Why it matters: University health clinics could be hard pressed to test, offer vaccines and respond to a fast-evolving health emergency without the help of local and state health agencies.
- State health officials are already making contingencies and consulting with school officials in anticipation of new cases this fall, Michael Fraser, CEO of the Association of State and Territorial Health Officials, told reporters.
- "I don't think colleges and universities are prepared to handle testing and vaccines," said Cesar Arias, an Infectious Diseases Society of America board member.
Where it stands: Georgetown University and George Washington University in Washington, D.C., the University of Texas at Austin and Bucknell and West Chester University in Pennsylvania already have reported confirmed cases, per WebMD.
- The schools aren't planning vaccination campaigns but are raising awareness among students while developing isolation plans, according to the report.
- Some universities have set up hotlines for students who have symptoms or questions about testing, treatment or vaccination.
- Biden administration health officials last month met virtually with college presidents and campus health officials to discuss best practices for curbing the spread of the virus and launched a landing page with resources.
- But any response will hinge on the availability of vaccines. The administration is stockpiling more shots but leaving it to local health providers to get available Jynneos vaccine to men who have sex with men, who account for the vast majority of cases, and others most at risk.
What they're saying: The Centers for Disease Control and Prevention recommends testing and isolating people in congregate settings like dormitories who are suspected of having monkeypox.
- The CDC also encourages contact tracing to help identify people with exposure and prevent additional cases — while acknowledging this might not be possible in all settings.
- The agency emphasizes that universities message the health threat by stressing that anyone can get monkeypox.
Yes, but: Isolating students for a period of two to four weeks if they test positive for monkeypox could be challenging, especially if they reside in dorms or other community living arrangements.

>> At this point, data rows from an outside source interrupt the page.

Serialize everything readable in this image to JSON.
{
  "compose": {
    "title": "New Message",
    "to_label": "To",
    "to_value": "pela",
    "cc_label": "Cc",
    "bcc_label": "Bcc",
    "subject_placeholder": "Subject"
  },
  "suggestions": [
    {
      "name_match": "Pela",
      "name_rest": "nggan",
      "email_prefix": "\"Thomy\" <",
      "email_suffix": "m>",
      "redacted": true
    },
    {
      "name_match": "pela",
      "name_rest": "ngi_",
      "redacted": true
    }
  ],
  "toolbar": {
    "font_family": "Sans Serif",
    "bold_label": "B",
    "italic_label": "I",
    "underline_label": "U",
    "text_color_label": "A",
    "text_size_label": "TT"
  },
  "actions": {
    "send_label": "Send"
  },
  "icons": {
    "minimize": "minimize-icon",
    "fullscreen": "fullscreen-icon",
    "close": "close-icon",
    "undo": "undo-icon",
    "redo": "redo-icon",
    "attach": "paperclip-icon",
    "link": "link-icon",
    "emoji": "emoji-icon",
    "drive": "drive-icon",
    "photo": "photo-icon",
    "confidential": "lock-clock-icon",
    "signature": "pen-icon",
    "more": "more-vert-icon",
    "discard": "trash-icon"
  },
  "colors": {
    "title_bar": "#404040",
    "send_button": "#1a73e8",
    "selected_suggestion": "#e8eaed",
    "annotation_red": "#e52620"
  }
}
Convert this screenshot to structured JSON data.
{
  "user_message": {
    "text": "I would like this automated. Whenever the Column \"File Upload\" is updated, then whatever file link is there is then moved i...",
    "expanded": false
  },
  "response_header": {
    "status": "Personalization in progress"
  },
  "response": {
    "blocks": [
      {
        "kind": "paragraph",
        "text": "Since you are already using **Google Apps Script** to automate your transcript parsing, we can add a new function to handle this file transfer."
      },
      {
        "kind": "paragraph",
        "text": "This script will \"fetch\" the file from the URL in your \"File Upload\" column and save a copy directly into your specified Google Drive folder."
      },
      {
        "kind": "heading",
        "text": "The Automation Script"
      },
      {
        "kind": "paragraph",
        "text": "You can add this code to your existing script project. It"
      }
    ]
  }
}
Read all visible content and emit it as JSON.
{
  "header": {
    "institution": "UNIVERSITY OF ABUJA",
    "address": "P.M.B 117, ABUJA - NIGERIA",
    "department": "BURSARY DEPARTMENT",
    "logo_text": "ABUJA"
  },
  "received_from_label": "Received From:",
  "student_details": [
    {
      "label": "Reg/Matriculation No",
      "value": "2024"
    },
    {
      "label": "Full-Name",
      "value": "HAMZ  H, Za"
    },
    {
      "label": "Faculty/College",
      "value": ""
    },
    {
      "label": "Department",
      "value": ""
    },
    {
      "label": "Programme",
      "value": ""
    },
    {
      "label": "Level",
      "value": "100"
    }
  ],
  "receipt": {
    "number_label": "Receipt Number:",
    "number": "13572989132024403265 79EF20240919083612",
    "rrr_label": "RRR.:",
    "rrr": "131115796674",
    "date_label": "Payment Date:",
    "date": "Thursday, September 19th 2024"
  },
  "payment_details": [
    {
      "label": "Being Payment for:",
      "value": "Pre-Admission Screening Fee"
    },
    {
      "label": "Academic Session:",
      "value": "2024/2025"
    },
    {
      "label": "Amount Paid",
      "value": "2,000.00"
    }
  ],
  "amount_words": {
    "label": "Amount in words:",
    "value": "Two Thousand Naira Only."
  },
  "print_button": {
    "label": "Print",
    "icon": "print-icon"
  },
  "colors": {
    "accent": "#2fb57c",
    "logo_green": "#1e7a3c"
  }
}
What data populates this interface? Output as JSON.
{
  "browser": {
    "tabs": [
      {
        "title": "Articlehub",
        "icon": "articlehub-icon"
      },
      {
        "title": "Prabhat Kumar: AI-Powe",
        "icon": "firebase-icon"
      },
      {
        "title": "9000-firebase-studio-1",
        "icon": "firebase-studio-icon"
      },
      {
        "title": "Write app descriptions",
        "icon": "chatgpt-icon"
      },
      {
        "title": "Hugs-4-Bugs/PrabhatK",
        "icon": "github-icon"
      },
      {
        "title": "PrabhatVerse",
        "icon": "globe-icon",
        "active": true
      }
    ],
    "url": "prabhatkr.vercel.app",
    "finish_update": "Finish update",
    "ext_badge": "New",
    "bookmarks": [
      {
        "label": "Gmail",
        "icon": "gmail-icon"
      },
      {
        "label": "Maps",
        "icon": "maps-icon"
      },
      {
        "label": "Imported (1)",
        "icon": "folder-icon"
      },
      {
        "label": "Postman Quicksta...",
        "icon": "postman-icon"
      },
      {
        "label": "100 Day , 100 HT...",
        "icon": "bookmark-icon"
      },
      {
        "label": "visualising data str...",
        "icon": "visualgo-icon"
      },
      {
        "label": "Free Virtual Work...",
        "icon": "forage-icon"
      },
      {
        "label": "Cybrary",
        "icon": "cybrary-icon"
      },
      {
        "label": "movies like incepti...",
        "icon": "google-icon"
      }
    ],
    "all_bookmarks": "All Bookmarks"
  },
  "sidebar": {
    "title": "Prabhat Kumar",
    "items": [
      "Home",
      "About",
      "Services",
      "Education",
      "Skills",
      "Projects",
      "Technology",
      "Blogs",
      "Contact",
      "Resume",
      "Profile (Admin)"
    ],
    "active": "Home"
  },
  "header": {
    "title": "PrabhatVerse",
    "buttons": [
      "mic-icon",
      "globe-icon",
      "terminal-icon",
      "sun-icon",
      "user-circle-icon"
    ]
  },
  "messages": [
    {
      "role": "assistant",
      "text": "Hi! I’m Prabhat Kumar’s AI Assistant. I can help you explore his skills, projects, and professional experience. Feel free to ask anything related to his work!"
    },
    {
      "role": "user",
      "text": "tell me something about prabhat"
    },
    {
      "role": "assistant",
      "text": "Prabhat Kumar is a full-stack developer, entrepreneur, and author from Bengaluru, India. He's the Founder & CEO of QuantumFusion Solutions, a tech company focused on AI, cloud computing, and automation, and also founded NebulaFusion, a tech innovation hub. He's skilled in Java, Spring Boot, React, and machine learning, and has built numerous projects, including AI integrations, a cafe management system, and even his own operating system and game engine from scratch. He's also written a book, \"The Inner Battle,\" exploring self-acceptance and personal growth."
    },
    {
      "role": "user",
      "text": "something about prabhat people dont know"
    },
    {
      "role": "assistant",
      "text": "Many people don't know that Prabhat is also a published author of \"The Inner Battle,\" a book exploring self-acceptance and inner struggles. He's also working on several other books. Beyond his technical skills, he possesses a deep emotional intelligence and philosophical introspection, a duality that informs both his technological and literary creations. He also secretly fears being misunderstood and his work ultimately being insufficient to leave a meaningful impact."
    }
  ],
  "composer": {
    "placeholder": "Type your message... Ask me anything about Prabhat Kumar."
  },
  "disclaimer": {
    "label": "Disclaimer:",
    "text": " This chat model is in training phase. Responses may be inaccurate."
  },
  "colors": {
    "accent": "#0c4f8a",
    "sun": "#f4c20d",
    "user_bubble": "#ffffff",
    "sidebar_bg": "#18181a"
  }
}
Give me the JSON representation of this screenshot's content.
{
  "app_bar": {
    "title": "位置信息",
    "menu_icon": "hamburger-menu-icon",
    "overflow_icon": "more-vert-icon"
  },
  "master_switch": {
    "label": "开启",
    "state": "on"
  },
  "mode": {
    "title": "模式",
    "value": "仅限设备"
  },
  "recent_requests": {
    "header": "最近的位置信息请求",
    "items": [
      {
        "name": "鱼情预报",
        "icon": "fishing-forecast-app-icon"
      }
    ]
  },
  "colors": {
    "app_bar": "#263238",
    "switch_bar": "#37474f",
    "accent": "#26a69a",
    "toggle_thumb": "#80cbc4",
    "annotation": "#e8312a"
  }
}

By the numbers: The U.S. accounts for 38% of confirmed and reported monkeypox cases worldwide, though the seven-day rolling average has been declining.
- Vaccine administration also appears to be slowing down, which concerns public health experts.
- "I would have expected vaccinations not to have dropped off so soon," Anand Parekh, medical advisor at the Bipartisan Policy Center, told Axios. "We have to redouble our efforts when it comes to education and outreach."
- Disease spread appears to be slowing most in major cities where the vaccine has been most available, but there's more limited supplies in rural areas, and if all areas are not targeted for vaccination, the spread could again become exponential, according to a Cowen analysis.
- To help eliminate the outbreak public health will need to go "where the risk is greatest," Parekh said, which is "the best way to ensure that people benefit from these tools."
- A Cowen survey found 75% of doctors see a 30% or lower chance of monkeypox becoming endemic in the U.S. or Europe.
What we're watching: Public health groups are calling on Congress to infuse the system with $4.5 billion in funding to combat the outbreak, a request that seems increasingly unlikely with little Republican support.
- Senate Health, Education, Labor and Pensions Committee Ranking Member Richard Burr (R-N.C.) told top federal health officials at a hearing Wednesday that he believes it's less a funding than planning issue, and called on the White House to request a specific budget with a plan if the money is really needed.
- Burr suggested using some unspent COVID funds to cover needs for the monkeypox outbreak, Axios' Alayna Treene reports, although health agency leaders said both federal agencies and states are unable to do so.